MDBA river operations executive director Andrew Reynolds said ash and sediment from the fires would be washed into steams, rivers and dams.
Cr Bourke said give the ongoing drought in the region, council was considering introducing water restrictions.
He said they would monitor the situation and provide updated information to the community over the coming weeks.
"To ensure continued reliability of the water supply, residents located in Corowa, Howlong, Mulwala are asked to review their daily water usage and implement water saving measures," he said.
"Council is requesting residents to be mindful that supply and water pressure during peak periods (10am to 5pm) may be impacted due to the quality of available source water from the river off takes."

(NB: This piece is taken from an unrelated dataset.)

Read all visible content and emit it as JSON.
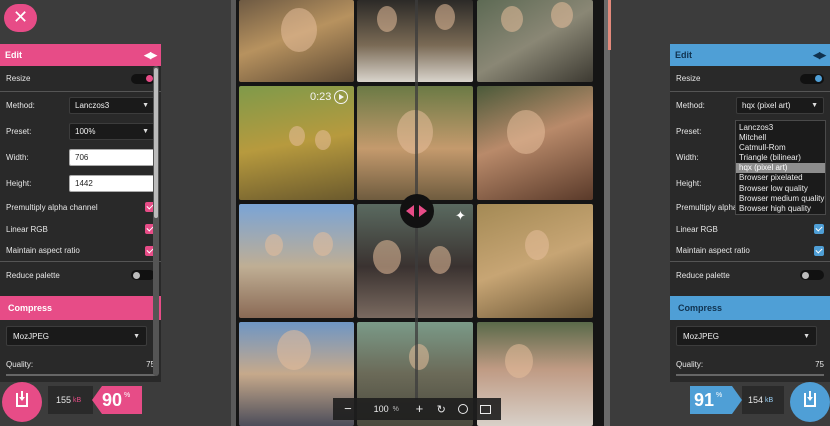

Cr Bourke said northern communities needed to follow Riverina Water's request for no watering with sprinklers between 10am and 5pm.